The purpose of this study was to determine the prevalence of thiamin deficiency (TD) in a cross section of hospitalized congestive heart failure (CHF) patients and to investigate factors that contribute to its development.
Thiamin deficiency manifests as symptoms of CHF and, therefore, may worsen existing heart failure. Congestive heart failure patients may be at increased risk for TD as a result of diuretic-induced urine thiamin excretion, disease severity, malnutrition, and advanced age.
Erythrocyte thiamin pyrophosphate concentrations, using high-performance liquid chromatography, were measured in 100 CHF patients and compared to 50 control subjects. Variables including diuretics (type and dose), left ventricle dysfunction, New York Heart Association functional classification, creatinine clearance, thiamin intake (diet and supplements), malnutrition, appetite ratings, and age were related to TD using univariate statistics and multiple logistic regression analysis.
Thiamin deficiency was more prevalent in CHF patients (33%) compared to control subjects (12%) (p = 0.007). Thiamin deficiency was related to urine thiamin loss (p = 0.03), non-use of thiamin-containing supplements (p = 0.06), and preserved renal function (p = 0.05). Increased urinary thiamin loss (μg/g creatinine) was found to be the only significant positive predictor of thiamin status on multiple logistic regression analysis (p = 0.03).

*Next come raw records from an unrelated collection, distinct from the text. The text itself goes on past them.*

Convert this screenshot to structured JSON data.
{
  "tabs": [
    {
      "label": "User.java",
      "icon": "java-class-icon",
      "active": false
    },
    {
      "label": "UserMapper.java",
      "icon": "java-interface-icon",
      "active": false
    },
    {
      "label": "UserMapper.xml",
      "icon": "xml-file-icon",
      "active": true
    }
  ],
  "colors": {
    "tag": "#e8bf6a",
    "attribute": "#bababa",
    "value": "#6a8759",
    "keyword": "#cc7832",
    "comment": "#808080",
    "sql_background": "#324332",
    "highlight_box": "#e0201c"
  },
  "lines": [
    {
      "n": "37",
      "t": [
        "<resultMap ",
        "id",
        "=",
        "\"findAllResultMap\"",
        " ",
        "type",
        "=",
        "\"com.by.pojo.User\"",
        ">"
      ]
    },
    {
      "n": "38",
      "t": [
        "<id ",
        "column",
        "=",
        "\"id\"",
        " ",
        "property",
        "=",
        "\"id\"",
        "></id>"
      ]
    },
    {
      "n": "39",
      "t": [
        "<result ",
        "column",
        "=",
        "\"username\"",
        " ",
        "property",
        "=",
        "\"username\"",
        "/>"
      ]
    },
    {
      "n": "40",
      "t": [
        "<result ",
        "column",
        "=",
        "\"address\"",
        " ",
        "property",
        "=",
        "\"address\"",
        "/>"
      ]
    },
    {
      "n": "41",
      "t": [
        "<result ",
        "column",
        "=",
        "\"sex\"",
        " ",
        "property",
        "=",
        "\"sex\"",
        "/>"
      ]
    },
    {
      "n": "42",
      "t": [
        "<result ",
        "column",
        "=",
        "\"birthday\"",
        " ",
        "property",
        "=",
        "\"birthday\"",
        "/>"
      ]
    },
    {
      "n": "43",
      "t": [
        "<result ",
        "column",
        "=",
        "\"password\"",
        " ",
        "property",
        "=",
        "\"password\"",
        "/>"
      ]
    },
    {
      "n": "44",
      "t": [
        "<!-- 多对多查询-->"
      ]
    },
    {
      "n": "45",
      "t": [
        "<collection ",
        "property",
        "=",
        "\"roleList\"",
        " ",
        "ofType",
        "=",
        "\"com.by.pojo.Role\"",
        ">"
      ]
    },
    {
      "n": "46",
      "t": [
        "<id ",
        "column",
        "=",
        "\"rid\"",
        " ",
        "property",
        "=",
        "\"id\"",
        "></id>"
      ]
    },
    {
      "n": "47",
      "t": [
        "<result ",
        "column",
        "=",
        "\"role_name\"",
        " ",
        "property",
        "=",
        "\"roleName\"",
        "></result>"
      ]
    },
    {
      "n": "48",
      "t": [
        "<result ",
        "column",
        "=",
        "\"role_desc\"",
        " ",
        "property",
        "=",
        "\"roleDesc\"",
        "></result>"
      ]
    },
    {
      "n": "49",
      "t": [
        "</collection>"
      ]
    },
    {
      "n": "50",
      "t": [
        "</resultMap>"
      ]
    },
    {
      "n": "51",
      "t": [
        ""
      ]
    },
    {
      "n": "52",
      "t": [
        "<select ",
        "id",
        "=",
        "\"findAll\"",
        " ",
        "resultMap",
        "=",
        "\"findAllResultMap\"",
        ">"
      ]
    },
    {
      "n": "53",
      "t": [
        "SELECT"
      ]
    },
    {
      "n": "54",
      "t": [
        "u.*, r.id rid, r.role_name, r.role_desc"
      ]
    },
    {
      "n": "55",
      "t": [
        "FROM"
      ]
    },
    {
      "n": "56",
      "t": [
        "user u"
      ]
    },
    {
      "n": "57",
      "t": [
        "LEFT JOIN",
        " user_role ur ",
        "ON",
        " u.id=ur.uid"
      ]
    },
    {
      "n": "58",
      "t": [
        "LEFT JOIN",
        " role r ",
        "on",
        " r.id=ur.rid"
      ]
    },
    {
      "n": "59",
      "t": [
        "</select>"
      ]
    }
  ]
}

One-third of hospitalized CHF patients were TD. In contrast to previous studies, increased urinary losses of thiamin were predictive of improved thiamin status. Thiamin supplementation may be protective against TD in the clinical setting. Future studies are warranted to determine if thiamin supplementation improves thiamin status and disease severity in CHF patients.